Jean Baudrillard is dead this past week, and what I remember from this postmodern French scold wasn't the sense he was making about how our reality is inauthentic and comprised only of ceaseless simulations of some archival idea of authenticity--an ordinary notion in cafe society better writers have finessed and fudged over the course of worrying about their legitimacy in the mythical public sphere provided by print. No, not that at all. It was that his theories reached the incomprehensible beauty of a John Ashbery poem, streaming, steaming strands of sheer pondering that gave one the feeling that what's being said must matter and must be important and is something one must struggle with and fabricate opinions on because JB's prose was damnably dense, rendering every specific detail it might come across abstruse, bruised and convoluted as matted hair. Tom Wolfe, fading New Journalism hot shot and junior league Veblen, had his uses, in this case providing a fine catchphrase when he mocked the New York art world in The Painted Word; critics and theoreticians of art had risen in importance, creating a situation where one could "see" the art unless they knew the theory. Theory, in general, is an all-consuming monster these days, formerly a habit of mind that would clarify issues, now a thing in itself, blocking the view. A theory is a guy in the row in front of you who won't remove his hat.
I like theory well enough when it's an aid to comprehending a work, but it's gotten so that theory itself is the be-all in literary writing, and that is the tragedy of much poetry that gets published and acclaimed. Theory is unavoidable when it comes to any attempt to outline why poetry works or doesn't succeed in accomplishing what a writer set out to do; dealing in broad outlines appropriate to the poems that might be considered, you set out your details, draw from the work, cite other instances of similar work, set up contrasts, make comparisons. Presto, you're theorist elaborating at some length in order to reveal the subtler aspects of what one hopes is work worth the parsing.
It's useful, though, because theory, in this case, is an activity secondary to the art it tries to address; if the poet is clear, if his abstractions crystallize contradictions between emotion and intellect, if he or she creates that remarkable language that is at once graspable and yet tracing the edge of invisible meanings, the astute critic is there to explain, draw out, praise and explicate those values that make the work click. Similarly, in this idealized relation, a poet full of his or herself, drunk on convolution, overblown language, large concrete slabs of pulse-less abstraction, and all sorts of crabbed, cubist intellection, the critic is there as well to address the problems of an art that is created for no audience in mind other than a small circle of sycophants.
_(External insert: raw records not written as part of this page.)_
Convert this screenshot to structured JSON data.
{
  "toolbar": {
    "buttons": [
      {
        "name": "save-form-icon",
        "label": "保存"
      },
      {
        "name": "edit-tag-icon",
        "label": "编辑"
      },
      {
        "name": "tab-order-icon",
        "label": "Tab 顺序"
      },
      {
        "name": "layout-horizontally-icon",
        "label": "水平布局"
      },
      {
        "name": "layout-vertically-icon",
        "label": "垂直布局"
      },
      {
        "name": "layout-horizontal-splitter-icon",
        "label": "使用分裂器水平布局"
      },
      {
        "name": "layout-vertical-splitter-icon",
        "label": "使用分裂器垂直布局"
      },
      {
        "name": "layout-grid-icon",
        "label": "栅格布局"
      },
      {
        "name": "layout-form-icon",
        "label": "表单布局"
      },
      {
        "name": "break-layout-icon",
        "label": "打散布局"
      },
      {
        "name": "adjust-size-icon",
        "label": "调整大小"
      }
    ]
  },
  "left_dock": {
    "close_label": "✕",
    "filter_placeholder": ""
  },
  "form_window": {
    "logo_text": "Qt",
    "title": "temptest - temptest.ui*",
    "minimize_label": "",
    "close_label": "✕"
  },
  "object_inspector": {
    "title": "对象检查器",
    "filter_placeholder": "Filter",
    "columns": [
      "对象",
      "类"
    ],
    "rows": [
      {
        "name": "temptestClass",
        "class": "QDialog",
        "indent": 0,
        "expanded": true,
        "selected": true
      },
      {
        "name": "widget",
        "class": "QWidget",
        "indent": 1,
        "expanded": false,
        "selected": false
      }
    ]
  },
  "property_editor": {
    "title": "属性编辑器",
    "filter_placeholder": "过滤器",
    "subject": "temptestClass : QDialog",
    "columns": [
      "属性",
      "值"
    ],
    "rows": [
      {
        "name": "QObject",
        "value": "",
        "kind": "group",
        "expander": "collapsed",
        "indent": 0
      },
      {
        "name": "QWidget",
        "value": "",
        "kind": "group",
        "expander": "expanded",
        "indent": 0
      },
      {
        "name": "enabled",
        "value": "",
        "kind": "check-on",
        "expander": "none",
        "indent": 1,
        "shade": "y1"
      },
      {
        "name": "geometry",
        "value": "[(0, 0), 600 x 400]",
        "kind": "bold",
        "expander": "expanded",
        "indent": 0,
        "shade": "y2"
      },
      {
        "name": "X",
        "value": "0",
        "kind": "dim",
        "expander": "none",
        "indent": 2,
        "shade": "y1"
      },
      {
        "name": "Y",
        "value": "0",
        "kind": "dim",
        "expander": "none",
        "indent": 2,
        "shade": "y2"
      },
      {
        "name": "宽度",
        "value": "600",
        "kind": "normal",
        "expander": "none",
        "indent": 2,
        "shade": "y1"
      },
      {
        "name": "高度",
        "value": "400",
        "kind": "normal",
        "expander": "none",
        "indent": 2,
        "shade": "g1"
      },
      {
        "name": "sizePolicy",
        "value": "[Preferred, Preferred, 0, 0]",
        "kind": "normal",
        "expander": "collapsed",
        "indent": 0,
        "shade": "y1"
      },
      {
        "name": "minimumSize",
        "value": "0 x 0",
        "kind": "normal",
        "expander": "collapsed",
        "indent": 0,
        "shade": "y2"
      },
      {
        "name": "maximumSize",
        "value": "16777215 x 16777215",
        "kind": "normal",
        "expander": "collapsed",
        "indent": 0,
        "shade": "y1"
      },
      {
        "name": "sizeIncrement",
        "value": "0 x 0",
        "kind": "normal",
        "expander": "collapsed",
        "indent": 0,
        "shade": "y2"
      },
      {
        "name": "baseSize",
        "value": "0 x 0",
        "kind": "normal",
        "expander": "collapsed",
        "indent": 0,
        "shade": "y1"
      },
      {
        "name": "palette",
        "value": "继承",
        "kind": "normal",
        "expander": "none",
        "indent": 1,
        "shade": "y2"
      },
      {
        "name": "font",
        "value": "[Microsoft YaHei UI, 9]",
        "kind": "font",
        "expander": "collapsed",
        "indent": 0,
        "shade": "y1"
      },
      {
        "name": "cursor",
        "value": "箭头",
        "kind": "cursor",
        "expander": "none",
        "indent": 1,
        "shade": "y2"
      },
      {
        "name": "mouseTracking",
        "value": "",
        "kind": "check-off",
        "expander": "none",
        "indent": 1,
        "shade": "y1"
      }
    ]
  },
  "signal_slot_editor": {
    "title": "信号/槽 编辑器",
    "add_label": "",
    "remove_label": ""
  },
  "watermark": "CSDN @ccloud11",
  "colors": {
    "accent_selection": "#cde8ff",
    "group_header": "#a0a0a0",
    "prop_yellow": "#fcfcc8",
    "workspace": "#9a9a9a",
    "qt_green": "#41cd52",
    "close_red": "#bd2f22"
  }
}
A large part of the problem is that criticism and theory have achieved parity with creative writing, with the result being a generation's loss of heart in the lines they wrote. The intuitive, the gut level, the anecdotal was distrusted, and poets had to exercises something like a critical self-flagellation in their nominal poems that carried the caveat, implied or directly asserted, that the "I" writing the poem was a social construction, and that the responses the poems contained were part of particular political hegemony which had made slaves of us all. The function of creative writing, of writing poems, became one witless bit of onanistic deconstruction after another. Where difficult poems by Eliot, Stevens, Bishop, and Ashbery at least tried to (successfully, I think) leave with a sense of the things they spoke of and allowed for reader interrogation, much poetry since has become incoherent for its own sake. I do think there was a generation of poets who did not know how to write about the world or their experience in it.
Billy Collins, not a favorite poet of mine, is correct when he says that we're still in the early stages of recovering from the bad faith difficulty that's hounded us for twenty some years. It's just that theory, in the hands of its practitioners, doesn't know its place. There are not enough decent, good and brilliant critics as there used to be; there seem to be no Alfred Kazins, Frank Kermodes, Leslie Fielders on the horizon to continue the task of sussing through, inspecting, and interpreting novels on the basis of what's actually in the work, and thereby establishing a base from which to grasp how particular works succeed or fail or wallow in the middle in their attempts to enlighten.I'd call this criticism for the engaged reader, the ideal person curious enough about their entertainments to want to discuss the issues they arise further.
The criticism-as-closed system begins, I think, with the advent of the New Critics, ala I.A. Richards and F.R.Leavis who, though paying tribute to the idea that the study of literature, specifically poetry, needs to be reduced to nothing other than what is within a given work (excluding all other details such as historical context, biographical information, influences, etc), I suspect the intention was to create a systemic jargon that was intended to mimic the analytical esoterica of scientific inquiry; there is an envy within that particular circle that wanted the authority and power of what hard scientific investigation was thought to have. Though New Criticism has waned in years with the advance of new fashions and trends, the impetus to remove criticism and theory from the mainstream hasn't gone away. It's gotten worse, let us say.